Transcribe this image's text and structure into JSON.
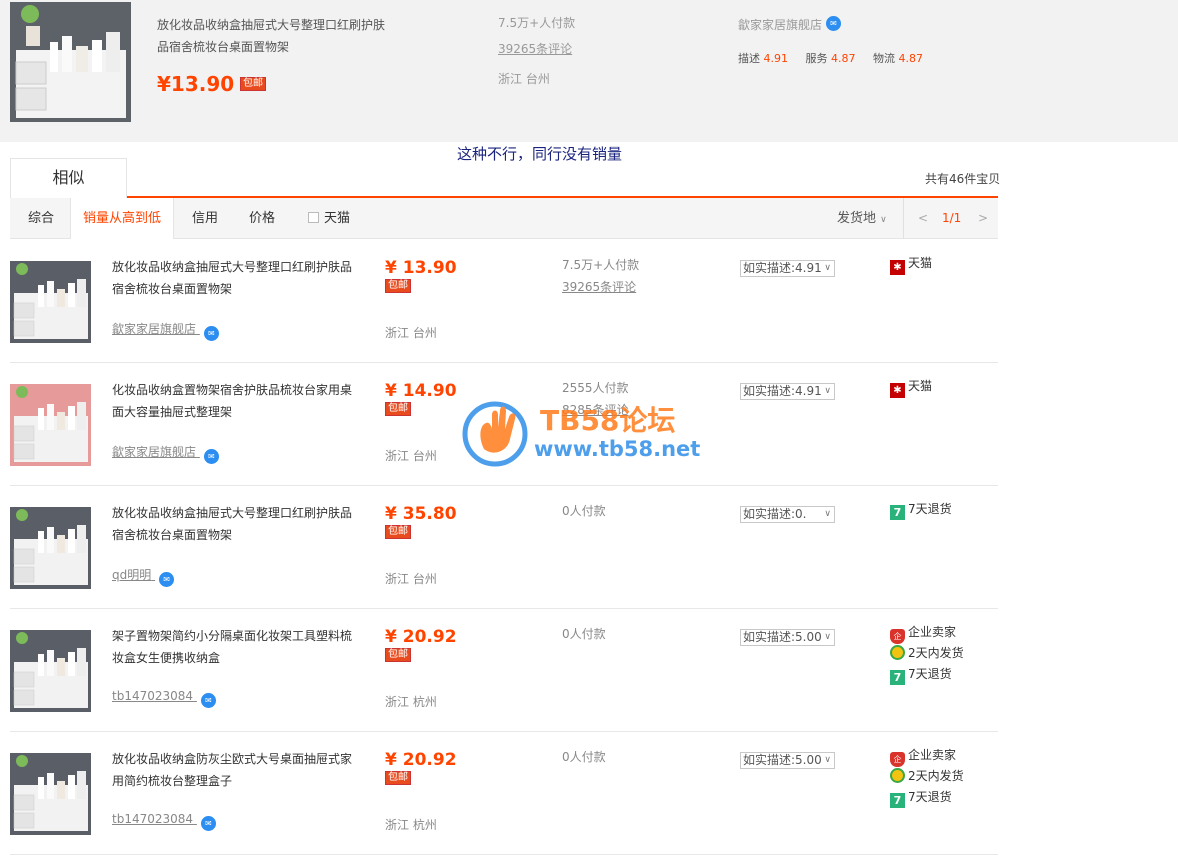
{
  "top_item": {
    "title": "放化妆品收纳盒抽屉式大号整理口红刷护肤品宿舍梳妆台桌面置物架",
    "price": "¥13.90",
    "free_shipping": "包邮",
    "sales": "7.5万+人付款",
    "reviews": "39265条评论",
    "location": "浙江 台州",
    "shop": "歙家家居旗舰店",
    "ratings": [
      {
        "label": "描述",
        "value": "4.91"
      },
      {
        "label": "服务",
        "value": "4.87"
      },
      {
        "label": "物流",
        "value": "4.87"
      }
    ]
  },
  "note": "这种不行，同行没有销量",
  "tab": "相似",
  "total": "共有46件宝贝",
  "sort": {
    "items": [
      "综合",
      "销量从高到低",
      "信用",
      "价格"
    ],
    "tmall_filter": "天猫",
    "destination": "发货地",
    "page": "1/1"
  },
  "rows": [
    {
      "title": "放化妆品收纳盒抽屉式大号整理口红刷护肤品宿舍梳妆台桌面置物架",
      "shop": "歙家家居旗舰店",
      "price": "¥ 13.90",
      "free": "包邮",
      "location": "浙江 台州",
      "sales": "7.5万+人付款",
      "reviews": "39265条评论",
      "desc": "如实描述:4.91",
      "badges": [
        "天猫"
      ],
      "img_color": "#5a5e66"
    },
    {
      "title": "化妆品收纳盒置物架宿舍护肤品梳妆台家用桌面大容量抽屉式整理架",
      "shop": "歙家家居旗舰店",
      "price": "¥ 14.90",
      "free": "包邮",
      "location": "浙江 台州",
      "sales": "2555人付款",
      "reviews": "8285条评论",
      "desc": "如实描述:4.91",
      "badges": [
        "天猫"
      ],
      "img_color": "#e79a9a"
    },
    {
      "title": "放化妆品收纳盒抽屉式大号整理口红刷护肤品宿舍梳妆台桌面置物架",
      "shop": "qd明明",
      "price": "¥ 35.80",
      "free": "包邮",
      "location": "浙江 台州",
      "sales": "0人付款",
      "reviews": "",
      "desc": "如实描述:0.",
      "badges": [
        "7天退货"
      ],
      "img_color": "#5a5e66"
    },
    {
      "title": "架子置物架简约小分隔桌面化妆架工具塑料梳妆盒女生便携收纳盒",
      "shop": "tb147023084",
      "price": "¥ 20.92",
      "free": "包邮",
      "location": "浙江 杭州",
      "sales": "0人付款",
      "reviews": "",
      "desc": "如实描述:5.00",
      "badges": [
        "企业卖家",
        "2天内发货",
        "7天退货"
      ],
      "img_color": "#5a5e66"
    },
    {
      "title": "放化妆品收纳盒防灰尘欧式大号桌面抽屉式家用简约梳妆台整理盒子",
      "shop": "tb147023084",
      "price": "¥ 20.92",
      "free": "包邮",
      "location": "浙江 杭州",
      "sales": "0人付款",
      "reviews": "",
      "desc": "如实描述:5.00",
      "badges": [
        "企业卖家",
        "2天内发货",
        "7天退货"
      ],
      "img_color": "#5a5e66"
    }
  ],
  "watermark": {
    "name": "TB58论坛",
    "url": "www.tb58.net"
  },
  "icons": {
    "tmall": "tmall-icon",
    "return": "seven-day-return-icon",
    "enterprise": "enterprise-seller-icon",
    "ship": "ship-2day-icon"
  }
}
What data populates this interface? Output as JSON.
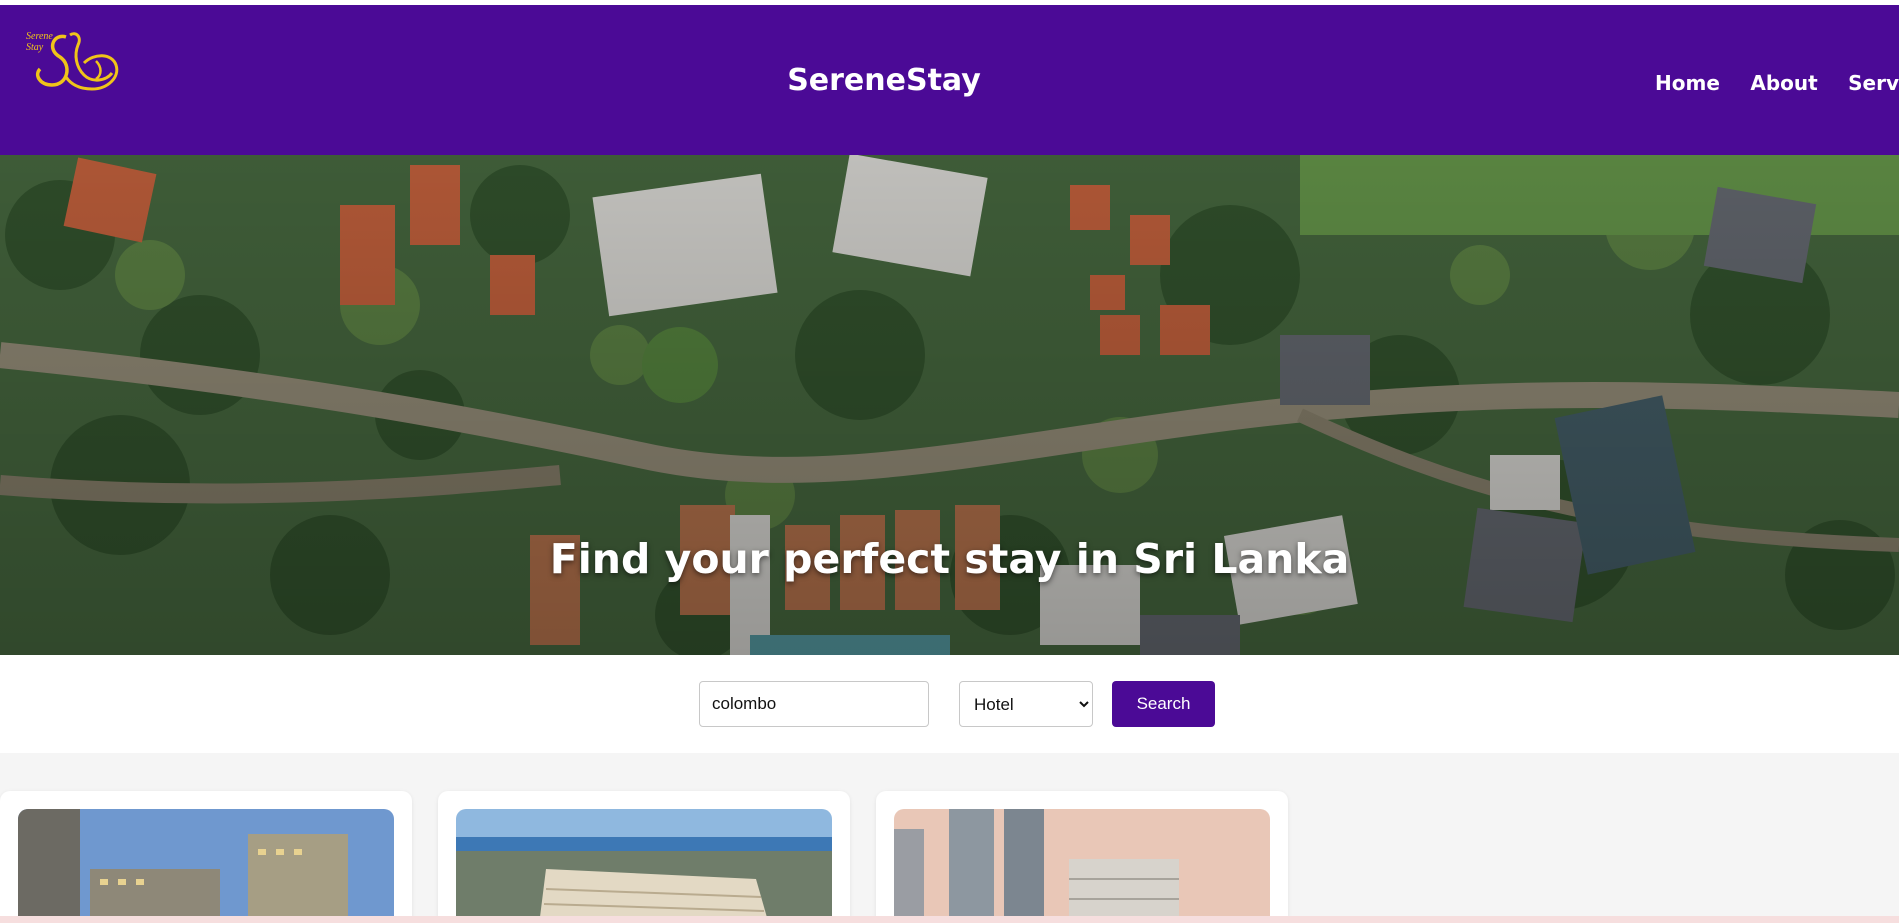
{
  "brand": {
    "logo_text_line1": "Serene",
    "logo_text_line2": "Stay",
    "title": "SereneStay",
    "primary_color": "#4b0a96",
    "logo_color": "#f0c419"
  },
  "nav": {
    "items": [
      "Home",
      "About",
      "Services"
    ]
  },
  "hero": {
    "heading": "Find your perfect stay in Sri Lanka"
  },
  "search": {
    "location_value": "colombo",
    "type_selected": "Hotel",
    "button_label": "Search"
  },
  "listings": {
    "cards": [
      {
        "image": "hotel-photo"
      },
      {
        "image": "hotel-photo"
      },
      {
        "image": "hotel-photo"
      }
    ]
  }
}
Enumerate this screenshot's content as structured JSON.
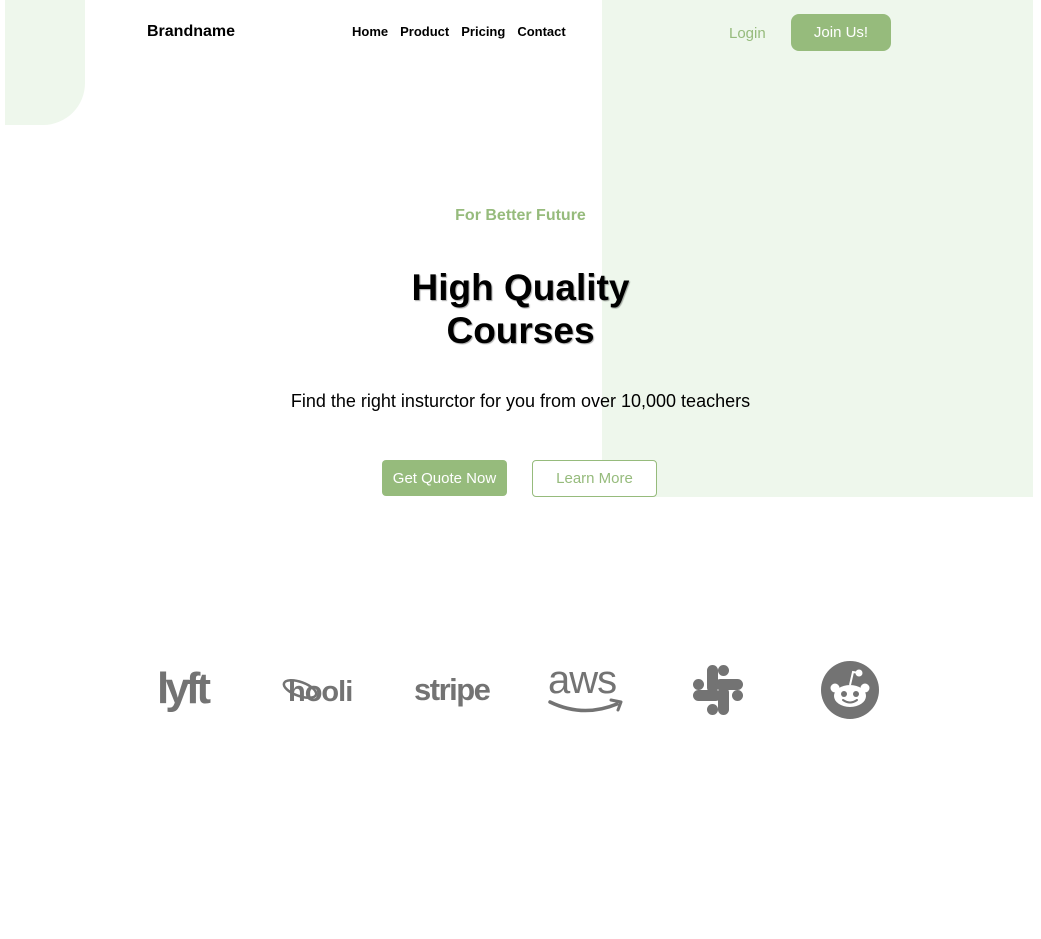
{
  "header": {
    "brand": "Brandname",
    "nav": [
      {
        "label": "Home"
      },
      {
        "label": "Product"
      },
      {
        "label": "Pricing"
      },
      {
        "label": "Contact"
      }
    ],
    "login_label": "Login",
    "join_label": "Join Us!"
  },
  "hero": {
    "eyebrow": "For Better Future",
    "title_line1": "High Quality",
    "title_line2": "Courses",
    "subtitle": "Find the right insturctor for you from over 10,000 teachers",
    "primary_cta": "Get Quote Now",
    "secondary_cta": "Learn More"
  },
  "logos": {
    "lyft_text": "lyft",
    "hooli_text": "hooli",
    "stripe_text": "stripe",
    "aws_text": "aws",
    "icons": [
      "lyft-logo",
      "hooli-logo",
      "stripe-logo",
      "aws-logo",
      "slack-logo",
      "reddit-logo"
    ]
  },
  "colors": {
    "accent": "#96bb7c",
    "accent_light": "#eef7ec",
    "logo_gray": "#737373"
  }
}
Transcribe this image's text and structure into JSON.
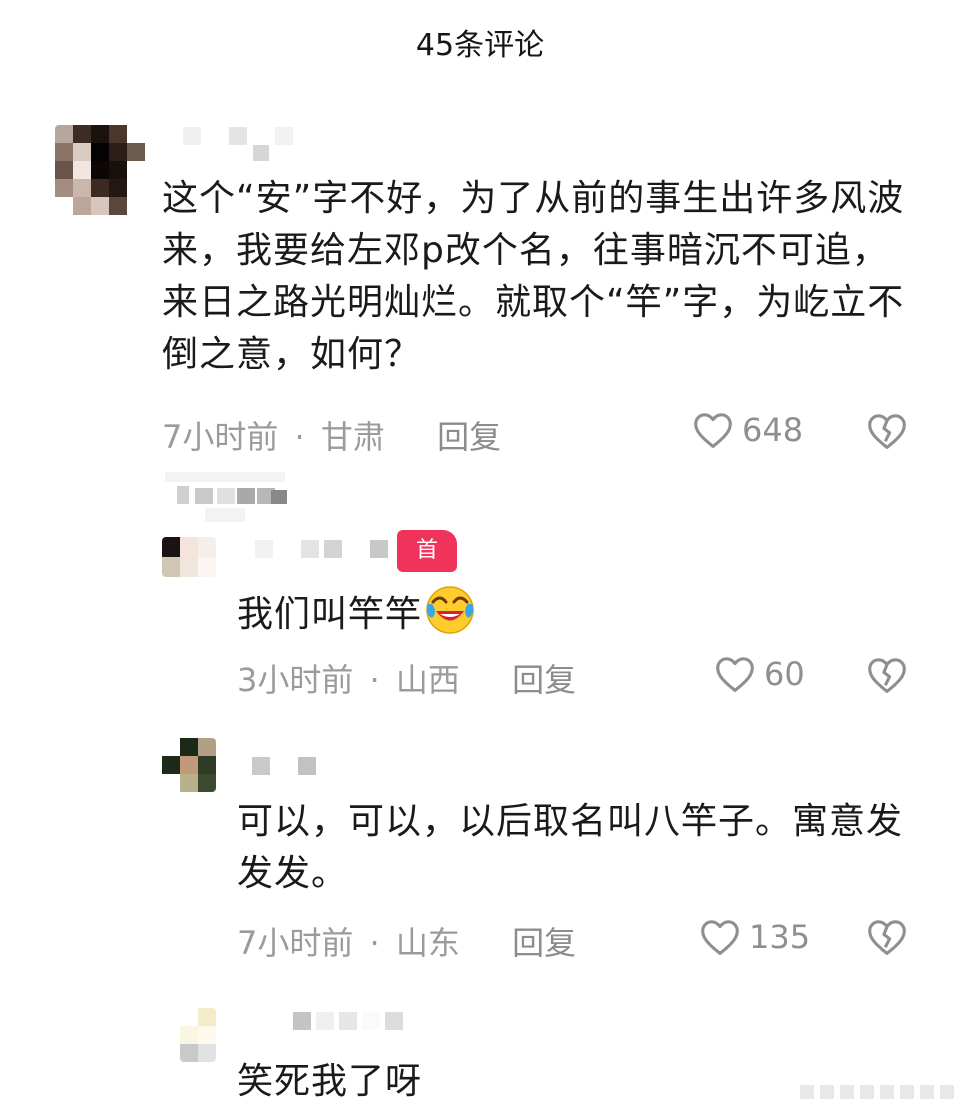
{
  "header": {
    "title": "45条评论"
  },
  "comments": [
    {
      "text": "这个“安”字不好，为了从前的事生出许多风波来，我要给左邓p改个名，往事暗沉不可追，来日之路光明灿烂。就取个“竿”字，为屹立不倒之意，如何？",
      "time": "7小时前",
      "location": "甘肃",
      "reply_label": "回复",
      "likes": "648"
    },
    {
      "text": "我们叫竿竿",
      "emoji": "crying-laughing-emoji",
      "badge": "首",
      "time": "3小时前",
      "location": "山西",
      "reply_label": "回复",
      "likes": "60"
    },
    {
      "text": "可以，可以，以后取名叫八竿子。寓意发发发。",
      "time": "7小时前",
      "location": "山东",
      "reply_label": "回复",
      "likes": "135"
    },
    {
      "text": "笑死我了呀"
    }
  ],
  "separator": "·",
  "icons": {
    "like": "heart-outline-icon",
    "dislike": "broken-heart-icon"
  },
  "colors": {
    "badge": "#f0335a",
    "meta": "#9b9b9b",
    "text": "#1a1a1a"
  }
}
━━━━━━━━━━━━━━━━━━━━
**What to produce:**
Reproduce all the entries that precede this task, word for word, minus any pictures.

**Exercise result:**
Transcribe this image's text and structure into JSON.
{
  "top_item": {
    "title": "放化妆品收纳盒抽屉式大号整理口红刷护肤品宿舍梳妆台桌面置物架",
    "price": "¥13.90",
    "free_shipping": "包邮",
    "sales": "7.5万+人付款",
    "reviews": "39265条评论",
    "location": "浙江 台州",
    "shop": "歙家家居旗舰店",
    "ratings": [
      {
        "label": "描述",
        "value": "4.91"
      },
      {
        "label": "服务",
        "value": "4.87"
      },
      {
        "label": "物流",
        "value": "4.87"
      }
    ]
  },
  "note": "这种不行，同行没有销量",
  "tab": "相似",
  "total": "共有46件宝贝",
  "sort": {
    "items": [
      "综合",
      "销量从高到低",
      "信用",
      "价格"
    ],
    "tmall_filter": "天猫",
    "destination": "发货地",
    "page": "1/1"
  },
  "rows": [
    {
      "title": "放化妆品收纳盒抽屉式大号整理口红刷护肤品宿舍梳妆台桌面置物架",
      "shop": "歙家家居旗舰店",
      "price": "¥ 13.90",
      "free": "包邮",
      "location": "浙江 台州",
      "sales": "7.5万+人付款",
      "reviews": "39265条评论",
      "desc": "如实描述:4.91",
      "badges": [
        "天猫"
      ],
      "img_color": "#5a5e66"
    },
    {
      "title": "化妆品收纳盒置物架宿舍护肤品梳妆台家用桌面大容量抽屉式整理架",
      "shop": "歙家家居旗舰店",
      "price": "¥ 14.90",
      "free": "包邮",
      "location": "浙江 台州",
      "sales": "2555人付款",
      "reviews": "8285条评论",
      "desc": "如实描述:4.91",
      "badges": [
        "天猫"
      ],
      "img_color": "#e79a9a"
    },
    {
      "title": "放化妆品收纳盒抽屉式大号整理口红刷护肤品宿舍梳妆台桌面置物架",
      "shop": "qd明明",
      "price": "¥ 35.80",
      "free": "包邮",
      "location": "浙江 台州",
      "sales": "0人付款",
      "reviews": "",
      "desc": "如实描述:0.",
      "badges": [
        "7天退货"
      ],
      "img_color": "#5a5e66"
    },
    {
      "title": "架子置物架简约小分隔桌面化妆架工具塑料梳妆盒女生便携收纳盒",
      "shop": "tb147023084",
      "price": "¥ 20.92",
      "free": "包邮",
      "location": "浙江 杭州",
      "sales": "0人付款",
      "reviews": "",
      "desc": "如实描述:5.00",
      "badges": [
        "企业卖家",
        "2天内发货",
        "7天退货"
      ],
      "img_color": "#5a5e66"
    },
    {
      "title": "放化妆品收纳盒防灰尘欧式大号桌面抽屉式家用简约梳妆台整理盒子",
      "shop": "tb147023084",
      "price": "¥ 20.92",
      "free": "包邮",
      "location": "浙江 杭州",
      "sales": "0人付款",
      "reviews": "",
      "desc": "如实描述:5.00",
      "badges": [
        "企业卖家",
        "2天内发货",
        "7天退货"
      ],
      "img_color": "#5a5e66"
    }
  ],
  "watermark": {
    "name": "TB58论坛",
    "url": "www.tb58.net"
  },
  "icons": {
    "tmall": "tmall-icon",
    "return": "seven-day-return-icon",
    "enterprise": "enterprise-seller-icon",
    "ship": "ship-2day-icon"
  }
}
What data populates this interface? Output as JSON.
{
  "brand": {
    "logo_text_line1": "Serene",
    "logo_text_line2": "Stay",
    "title": "SereneStay",
    "primary_color": "#4b0a96",
    "logo_color": "#f0c419"
  },
  "nav": {
    "items": [
      "Home",
      "About",
      "Services"
    ]
  },
  "hero": {
    "heading": "Find your perfect stay in Sri Lanka"
  },
  "search": {
    "location_value": "colombo",
    "type_selected": "Hotel",
    "button_label": "Search"
  },
  "listings": {
    "cards": [
      {
        "image": "hotel-photo"
      },
      {
        "image": "hotel-photo"
      },
      {
        "image": "hotel-photo"
      }
    ]
  }
}
Enumerate this screenshot's content as structured JSON.
{
  "header": {
    "brand": "Brandname",
    "nav": [
      {
        "label": "Home"
      },
      {
        "label": "Product"
      },
      {
        "label": "Pricing"
      },
      {
        "label": "Contact"
      }
    ],
    "login_label": "Login",
    "join_label": "Join Us!"
  },
  "hero": {
    "eyebrow": "For Better Future",
    "title_line1": "High Quality",
    "title_line2": "Courses",
    "subtitle": "Find the right insturctor for you from over 10,000 teachers",
    "primary_cta": "Get Quote Now",
    "secondary_cta": "Learn More"
  },
  "logos": {
    "lyft_text": "lyft",
    "hooli_text": "hooli",
    "stripe_text": "stripe",
    "aws_text": "aws",
    "icons": [
      "lyft-logo",
      "hooli-logo",
      "stripe-logo",
      "aws-logo",
      "slack-logo",
      "reddit-logo"
    ]
  },
  "colors": {
    "accent": "#96bb7c",
    "accent_light": "#eef7ec",
    "logo_gray": "#737373"
  }
}
Transcribe this image's text and structure into JSON.
{
  "header": {
    "title": "45条评论"
  },
  "comments": [
    {
      "text": "这个“安”字不好，为了从前的事生出许多风波来，我要给左邓p改个名，往事暗沉不可追，来日之路光明灿烂。就取个“竿”字，为屹立不倒之意，如何？",
      "time": "7小时前",
      "location": "甘肃",
      "reply_label": "回复",
      "likes": "648"
    },
    {
      "text": "我们叫竿竿",
      "emoji": "crying-laughing-emoji",
      "badge": "首",
      "time": "3小时前",
      "location": "山西",
      "reply_label": "回复",
      "likes": "60"
    },
    {
      "text": "可以，可以，以后取名叫八竿子。寓意发发发。",
      "time": "7小时前",
      "location": "山东",
      "reply_label": "回复",
      "likes": "135"
    },
    {
      "text": "笑死我了呀"
    }
  ],
  "separator": "·",
  "icons": {
    "like": "heart-outline-icon",
    "dislike": "broken-heart-icon"
  },
  "colors": {
    "badge": "#f0335a",
    "meta": "#9b9b9b",
    "text": "#1a1a1a"
  }
}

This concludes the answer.